Give back all the data below exactly as it is shown.
# # # # # # #
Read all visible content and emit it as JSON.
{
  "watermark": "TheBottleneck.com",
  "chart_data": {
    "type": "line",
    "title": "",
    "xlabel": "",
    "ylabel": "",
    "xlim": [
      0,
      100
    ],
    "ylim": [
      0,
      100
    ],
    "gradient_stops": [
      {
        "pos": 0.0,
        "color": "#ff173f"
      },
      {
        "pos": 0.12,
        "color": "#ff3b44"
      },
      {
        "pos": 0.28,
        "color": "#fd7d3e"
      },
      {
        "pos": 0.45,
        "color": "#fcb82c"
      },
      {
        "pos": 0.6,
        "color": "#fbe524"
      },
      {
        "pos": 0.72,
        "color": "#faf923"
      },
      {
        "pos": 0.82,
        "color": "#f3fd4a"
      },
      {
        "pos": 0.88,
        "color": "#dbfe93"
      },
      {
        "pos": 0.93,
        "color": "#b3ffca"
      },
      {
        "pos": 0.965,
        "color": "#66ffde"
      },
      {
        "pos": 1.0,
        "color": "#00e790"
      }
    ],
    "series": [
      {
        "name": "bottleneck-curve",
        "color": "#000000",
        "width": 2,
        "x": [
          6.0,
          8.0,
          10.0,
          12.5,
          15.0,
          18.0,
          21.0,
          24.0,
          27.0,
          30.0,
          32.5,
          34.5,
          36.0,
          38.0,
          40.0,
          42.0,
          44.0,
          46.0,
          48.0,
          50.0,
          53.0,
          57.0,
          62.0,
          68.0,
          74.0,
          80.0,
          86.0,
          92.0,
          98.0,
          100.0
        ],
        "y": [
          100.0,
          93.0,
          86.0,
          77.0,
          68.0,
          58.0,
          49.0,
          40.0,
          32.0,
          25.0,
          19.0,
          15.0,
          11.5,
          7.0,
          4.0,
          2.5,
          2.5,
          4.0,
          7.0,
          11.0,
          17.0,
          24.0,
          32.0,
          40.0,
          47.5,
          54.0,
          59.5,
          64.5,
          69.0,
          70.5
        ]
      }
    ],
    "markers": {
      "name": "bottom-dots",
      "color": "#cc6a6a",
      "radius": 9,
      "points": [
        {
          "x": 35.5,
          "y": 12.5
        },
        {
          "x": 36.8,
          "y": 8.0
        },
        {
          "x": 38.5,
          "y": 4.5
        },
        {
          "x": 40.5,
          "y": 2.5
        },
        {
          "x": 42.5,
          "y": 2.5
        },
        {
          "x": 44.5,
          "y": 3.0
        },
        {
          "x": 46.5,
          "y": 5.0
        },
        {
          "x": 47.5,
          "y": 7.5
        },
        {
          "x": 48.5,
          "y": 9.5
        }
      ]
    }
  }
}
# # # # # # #
Solved problem:
Read all visible content and emit it as JSON.
{
  "watermark": "TheBottleneck.com",
  "chart_data": {
    "type": "line",
    "title": "",
    "xlabel": "",
    "ylabel": "",
    "xlim": [
      0,
      100
    ],
    "ylim": [
      0,
      100
    ],
    "gradient_stops": [
      {
        "pos": 0.0,
        "color": "#ff173f"
      },
      {
        "pos": 0.12,
        "color": "#ff3b44"
      },
      {
        "pos": 0.28,
        "color": "#fd7d3e"
      },
      {
        "pos": 0.45,
        "color": "#fcb82c"
      },
      {
        "pos": 0.6,
        "color": "#fbe524"
      },
      {
        "pos": 0.72,
        "color": "#faf923"
      },
      {
        "pos": 0.82,
        "color": "#f3fd4a"
      },
      {
        "pos": 0.88,
        "color": "#dbfe93"
      },
      {
        "pos": 0.93,
        "color": "#b3ffca"
      },
      {
        "pos": 0.965,
        "color": "#66ffde"
      },
      {
        "pos": 1.0,
        "color": "#00e790"
      }
    ],
    "series": [
      {
        "name": "bottleneck-curve",
        "color": "#000000",
        "width": 2,
        "x": [
          6.0,
          8.0,
          10.0,
          12.5,
          15.0,
          18.0,
          21.0,
          24.0,
          27.0,
          30.0,
          32.5,
          34.5,
          36.0,
          38.0,
          40.0,
          42.0,
          44.0,
          46.0,
          48.0,
          50.0,
          53.0,
          57.0,
          62.0,
          68.0,
          74.0,
          80.0,
          86.0,
          92.0,
          98.0,
          100.0
        ],
        "y": [
          100.0,
          93.0,
          86.0,
          77.0,
          68.0,
          58.0,
          49.0,
          40.0,
          32.0,
          25.0,
          19.0,
          15.0,
          11.5,
          7.0,
          4.0,
          2.5,
          2.5,
          4.0,
          7.0,
          11.0,
          17.0,
          24.0,
          32.0,
          40.0,
          47.5,
          54.0,
          59.5,
          64.5,
          69.0,
          70.5
        ]
      }
    ],
    "markers": {
      "name": "bottom-dots",
      "color": "#cc6a6a",
      "radius": 9,
      "points": [
        {
          "x": 35.5,
          "y": 12.5
        },
        {
          "x": 36.8,
          "y": 8.0
        },
        {
          "x": 38.5,
          "y": 4.5
        },
        {
          "x": 40.5,
          "y": 2.5
        },
        {
          "x": 42.5,
          "y": 2.5
        },
        {
          "x": 44.5,
          "y": 3.0
        },
        {
          "x": 46.5,
          "y": 5.0
        },
        {
          "x": 47.5,
          "y": 7.5
        },
        {
          "x": 48.5,
          "y": 9.5
        }
      ]
    }
  }
}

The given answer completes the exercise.